[We] must not introduce any topic for which we cannot first convince the students that they should want to pursue it.
We learn when we are challenged, when we push ourselves. If you’re not stuck you’re not learning. If it’s not a struggle you’re not doing it right.
[The] goal of teaching is independent thought. We want students to be able to think and reason and apply what they know in new situations.
Concrete before abstract.
You must understand the layers of abstraction to the concept you’re trying to teach. You must teach in terms of the lower levels of abstraction before the higher. For instance, if you’re teaching fractions, you should teach in terms of fractional quantities of a thing, like a pie, before teaching in terms of the numbers. Teach the abstract, then the concrete. 3b1b shows a pie chart next to the equations which represent it. It is also important to teach the reader
- how the abstract relates to the concrete
- how the rules in the abstract make since in terms of the concrete
- why they should work in the abstract space (because it requires less thinking)
Try very hard to structure your explanation to go from the concrete, to the abstract.
Topic choice over production quality.
You spend 1% of your time choosing your topic and 99% of your time writing about it, but it’s the topic that drives interest. Spend more time than you otherwise would choosing a topic.

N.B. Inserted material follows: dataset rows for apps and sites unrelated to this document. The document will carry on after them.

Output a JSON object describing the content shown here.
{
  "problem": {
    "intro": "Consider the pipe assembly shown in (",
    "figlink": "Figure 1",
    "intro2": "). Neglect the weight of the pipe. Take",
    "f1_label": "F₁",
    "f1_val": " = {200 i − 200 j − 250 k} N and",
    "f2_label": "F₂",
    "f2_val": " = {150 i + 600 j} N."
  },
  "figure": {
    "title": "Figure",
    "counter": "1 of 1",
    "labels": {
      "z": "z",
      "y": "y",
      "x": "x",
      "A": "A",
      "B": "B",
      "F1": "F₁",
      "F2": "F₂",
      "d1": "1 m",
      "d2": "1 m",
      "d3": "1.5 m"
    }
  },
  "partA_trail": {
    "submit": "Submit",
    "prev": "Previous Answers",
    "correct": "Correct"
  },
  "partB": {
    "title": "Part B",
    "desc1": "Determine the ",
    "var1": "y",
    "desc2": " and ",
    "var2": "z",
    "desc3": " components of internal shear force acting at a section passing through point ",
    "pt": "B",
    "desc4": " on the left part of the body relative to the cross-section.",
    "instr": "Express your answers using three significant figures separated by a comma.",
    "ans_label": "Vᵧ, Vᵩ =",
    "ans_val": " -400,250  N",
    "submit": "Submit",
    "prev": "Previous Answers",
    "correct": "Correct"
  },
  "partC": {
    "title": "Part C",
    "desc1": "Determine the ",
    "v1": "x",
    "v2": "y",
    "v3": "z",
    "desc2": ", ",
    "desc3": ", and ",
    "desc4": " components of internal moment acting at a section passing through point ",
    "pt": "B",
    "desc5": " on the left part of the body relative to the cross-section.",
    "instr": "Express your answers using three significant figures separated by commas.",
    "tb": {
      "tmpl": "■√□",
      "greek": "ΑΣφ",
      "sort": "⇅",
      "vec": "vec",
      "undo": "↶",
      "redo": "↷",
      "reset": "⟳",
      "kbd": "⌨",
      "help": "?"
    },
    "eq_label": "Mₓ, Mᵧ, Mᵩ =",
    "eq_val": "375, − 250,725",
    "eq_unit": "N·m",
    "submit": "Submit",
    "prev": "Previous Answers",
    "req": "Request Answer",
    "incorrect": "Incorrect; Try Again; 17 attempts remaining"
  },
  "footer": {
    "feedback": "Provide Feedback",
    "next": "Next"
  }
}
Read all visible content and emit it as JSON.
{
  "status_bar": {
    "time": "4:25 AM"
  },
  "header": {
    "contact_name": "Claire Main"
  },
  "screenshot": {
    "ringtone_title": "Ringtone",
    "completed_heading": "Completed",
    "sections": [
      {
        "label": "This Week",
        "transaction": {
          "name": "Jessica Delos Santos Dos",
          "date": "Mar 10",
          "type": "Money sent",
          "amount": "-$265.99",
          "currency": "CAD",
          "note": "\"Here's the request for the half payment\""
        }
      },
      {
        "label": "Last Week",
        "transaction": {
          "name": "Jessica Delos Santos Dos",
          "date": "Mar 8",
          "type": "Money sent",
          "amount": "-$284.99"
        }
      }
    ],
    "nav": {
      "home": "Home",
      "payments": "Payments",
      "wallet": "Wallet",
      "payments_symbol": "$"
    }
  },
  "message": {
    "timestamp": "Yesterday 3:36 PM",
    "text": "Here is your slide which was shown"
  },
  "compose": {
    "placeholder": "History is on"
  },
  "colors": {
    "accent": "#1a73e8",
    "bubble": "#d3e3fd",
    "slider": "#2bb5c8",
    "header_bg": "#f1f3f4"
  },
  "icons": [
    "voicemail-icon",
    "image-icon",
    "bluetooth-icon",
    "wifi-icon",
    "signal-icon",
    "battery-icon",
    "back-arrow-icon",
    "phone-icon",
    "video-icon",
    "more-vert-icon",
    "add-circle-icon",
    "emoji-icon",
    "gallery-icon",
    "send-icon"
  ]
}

When you’re just starting out, choose something more esoteric and specific than you might be inclined to. It builds a more loyal audience. Also, it might not be as niche as you think, especially if you’re passionate about it.
Know a genre.
There are different types of explanitory writing. There is
- the well-researched explainer, where you document a subject for which you are an expert
- the journaling learner, where you document your own learning process
- the walk-through guide, where you walk the reader through an explicit example
- the demo presenter, where you demo a concept for the purposes of inspiration Be aware of your own experties, and follow a format for which you are qualified.
Definitions are not the beginning.
Make sure the definition is well motivated. Explain why that’s the definition and what else it could have been.
Production quality > 0
Sound quality matters. Try to use a good microphone.
On the macro scale, you need to hook someone into the video as a whole. This is the hook. Ask an interesting question, or quickly relate it to a real-world problem. You can also ask a “nerd sniping question”—one to which the audience has to know the answer. You can also show the historical significance of a topic. Finally, you can make the learner feel like they’re taking part in the learning. This last option likely only works in interactive media.
Motivation is critical, but it shouldn’t take long. Getting to the core lesson can often capture your audience better than a long-winded pitch. If you can, motivate using clear examples, not sweeping statements of promises of things to come.
On a micro statement, you need to motivate every new lesson in the context of the overall explanation. Before you introduce any new topic, try outlining the main idea and intuition of the topic. Build up to any esoteric, abstract concepts and motivate their existence along the way. Try starting with a naive but flawed solution, and then progressively refine it.
If Motivation determines how much focus a student is willing to give you, clarity determines how quickly you expend that focus. A clear lesson will retain the students focus throughout the lesson.
Keep music quite and decidedly in the background.
Try to be unique. Find your own voice and asthetic. But, most importantly, try to be original in your content. You should either have a unique topic, or a unique perspective.
This is subjective, but try to be memorable. Ask a question that’s fun to think about, or provide an answer so satisfying that it sticks with you long after the lesson.